David Bowie’s first demo tape is up for auction in the U.K, having been rediscovered by his former band mate after more than 50 years.
The recording dates from 1963, and features Bowie singing ‘I Never Dreamed’ with his first group The Konrads, which he joined as a saxophone player at the age of just 15.
The piece of musical history was thought lost forever, until it was recently rediscovered in the attic of The Konrads’ former drummer David Hadfield, tucked away inside an old bread basket.
The tape is now heading for sale at Omega Auctions in the U.K, where it’s expected to sell for upwards of £10,000 ($13,100) alongside Hadfield’s collection of rare photographs, booking forms and letters concerning the band.
“For Bowie collectors this really is a significant recording,” said auctioneer Paul Fairweather. “[It’s]completely unique and of great historical interest, being the earliest studio recording of a fledgling musician who would go on to super stardom.”
When Bowie joined The Konrads in 1962, the band was an eight-piece playing local halls, pubs and clubs around Bromley in South East London.
“I Never Dreamed was really David Bowie’s first recording,” former Konrads guitarist Alan Dodds told The Telegraph back in 2016, following Bowie’s death.
“There was always something very special about him. I remember him coming to the first practice sessions. We had advertised and he was the only person who turned up. He was just brilliant.”
They attracted the attention of Eric Easton, booking agent for the Rolling Stones, who encouraged them to record a demo tape for Decca Records.
“In preparation for the demo David and our guitarist Neville Wills wrote 2/3 songs,” recalled Hadfield.” We had decided that we would do a couple of guitar instrumentals and one original song. I chose “I Never Dreamed” as it was the strongest, the other two were a bit weak!
“I also decided that David was the best person to sing it and give the right interpretation. So this became the very first recording of David Jones (Bowie) singing 55 years ago! There is no other recording featuring David as lead in existence.”
Bowie’s vocal performance wasn’t enough to interest Decca, who turned the band down flat, and shortly afterwards he left to pursue fame with his next band Davie Jones with the King Bees.
Four years, five singles and several bands later, Bowie released his novelty hit The Laughing Gnome in 1967, and finally began his path to stardom as a solo artist.
Since Bowie’s tragic passing due to liver cancer in 2016, the value of his memorabilia has skyrocketed, although significant pieces rarely appear on the open market.

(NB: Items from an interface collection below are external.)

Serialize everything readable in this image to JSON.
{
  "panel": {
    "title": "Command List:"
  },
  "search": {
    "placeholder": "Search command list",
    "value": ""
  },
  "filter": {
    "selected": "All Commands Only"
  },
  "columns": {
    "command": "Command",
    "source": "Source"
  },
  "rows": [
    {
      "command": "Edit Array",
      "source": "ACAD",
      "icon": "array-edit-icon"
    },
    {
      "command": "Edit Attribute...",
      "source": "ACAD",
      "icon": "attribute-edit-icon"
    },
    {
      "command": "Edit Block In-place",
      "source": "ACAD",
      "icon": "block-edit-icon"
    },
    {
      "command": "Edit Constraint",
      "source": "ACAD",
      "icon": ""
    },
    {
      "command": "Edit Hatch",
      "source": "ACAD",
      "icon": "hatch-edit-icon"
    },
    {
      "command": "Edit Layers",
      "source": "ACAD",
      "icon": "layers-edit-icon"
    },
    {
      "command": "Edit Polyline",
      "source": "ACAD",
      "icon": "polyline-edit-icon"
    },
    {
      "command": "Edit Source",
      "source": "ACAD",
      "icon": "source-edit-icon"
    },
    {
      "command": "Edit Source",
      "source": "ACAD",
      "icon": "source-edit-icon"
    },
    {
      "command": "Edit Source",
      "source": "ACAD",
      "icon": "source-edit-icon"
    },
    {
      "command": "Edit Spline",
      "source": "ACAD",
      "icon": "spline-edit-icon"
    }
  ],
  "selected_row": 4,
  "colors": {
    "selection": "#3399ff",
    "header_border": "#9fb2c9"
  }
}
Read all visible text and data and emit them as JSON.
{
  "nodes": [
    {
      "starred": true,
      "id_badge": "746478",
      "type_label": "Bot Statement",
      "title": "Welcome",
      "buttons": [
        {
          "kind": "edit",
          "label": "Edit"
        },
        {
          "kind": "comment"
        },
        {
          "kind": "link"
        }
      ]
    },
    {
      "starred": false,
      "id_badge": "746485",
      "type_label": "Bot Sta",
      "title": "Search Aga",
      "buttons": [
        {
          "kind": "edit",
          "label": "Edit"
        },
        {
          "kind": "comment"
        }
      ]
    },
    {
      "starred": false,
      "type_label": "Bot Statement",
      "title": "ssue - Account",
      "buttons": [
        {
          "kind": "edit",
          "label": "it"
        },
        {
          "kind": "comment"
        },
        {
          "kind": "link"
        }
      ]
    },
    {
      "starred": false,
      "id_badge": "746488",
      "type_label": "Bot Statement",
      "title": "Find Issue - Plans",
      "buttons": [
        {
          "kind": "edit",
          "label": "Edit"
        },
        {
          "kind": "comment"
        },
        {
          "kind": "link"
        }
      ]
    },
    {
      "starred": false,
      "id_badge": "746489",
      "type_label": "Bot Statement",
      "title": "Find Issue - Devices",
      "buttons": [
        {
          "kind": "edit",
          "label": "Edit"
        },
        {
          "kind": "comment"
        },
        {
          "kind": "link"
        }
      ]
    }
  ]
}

The biggest collector of David Bowie memorabilia was Bowie himself, and throughout his life he maintained an archive of stage costumes, handwritten lyrics and instruments from his remarkable career.
That archive formed the basis of the ‘David Bowie Is…’ exhibition organized by the V&A Museum in 2013, which has since become one of the world’s most popular touring music exhibitions, attracting two million visitors in 11 countries.
The appearance of the demo tape, marking the first studio recording of one of music’s most iconic figures, looks certain to attract the attention of collectors around the world when it hits the block on September 11.